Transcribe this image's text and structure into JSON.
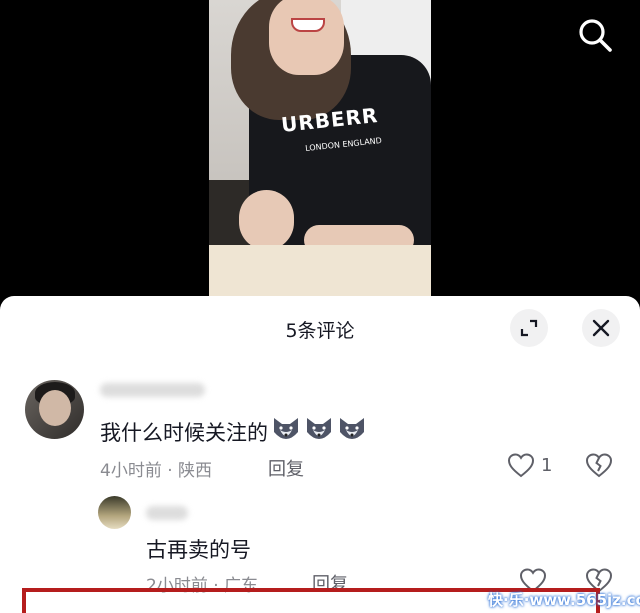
{
  "video": {
    "shirt_text": "URBERR",
    "shirt_subtext": "LONDON ENGLAND"
  },
  "top_bar": {
    "search_icon": "search-icon"
  },
  "comments_sheet": {
    "title": "5条评论",
    "expand_icon": "expand-icon",
    "close_icon": "close-icon"
  },
  "comments": [
    {
      "text": "我什么时候关注的",
      "emojis": [
        "wolf-emoji",
        "wolf-emoji",
        "wolf-emoji"
      ],
      "meta": "4小时前 · 陕西",
      "reply_label": "回复",
      "likes": "1"
    },
    {
      "text": "古再卖的号",
      "meta": "2小时前 · 广东",
      "reply_label": "回复"
    }
  ],
  "watermark": "快·乐·www.565jz.com",
  "colors": {
    "highlight_box": "#b51d1d",
    "text": "#161823",
    "meta": "#8a8b91"
  }
}
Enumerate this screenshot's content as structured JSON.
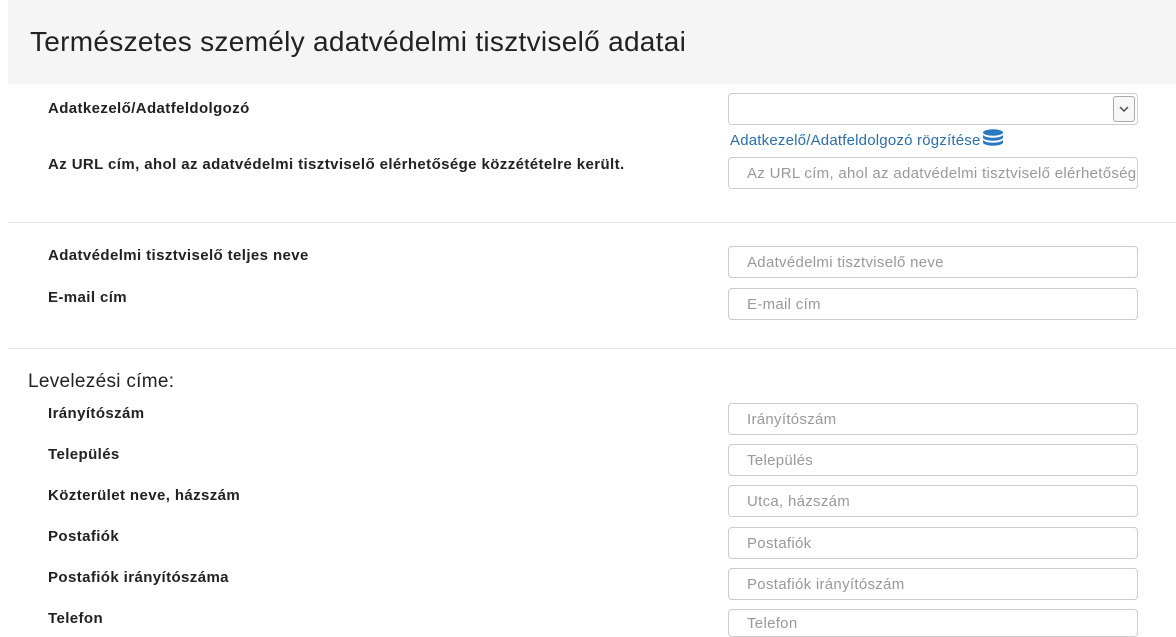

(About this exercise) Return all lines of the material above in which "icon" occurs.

(Response area)
    "search_icon": "search-icon"
    "expand_icon": "expand-icon",
    "close_icon": "close-icon"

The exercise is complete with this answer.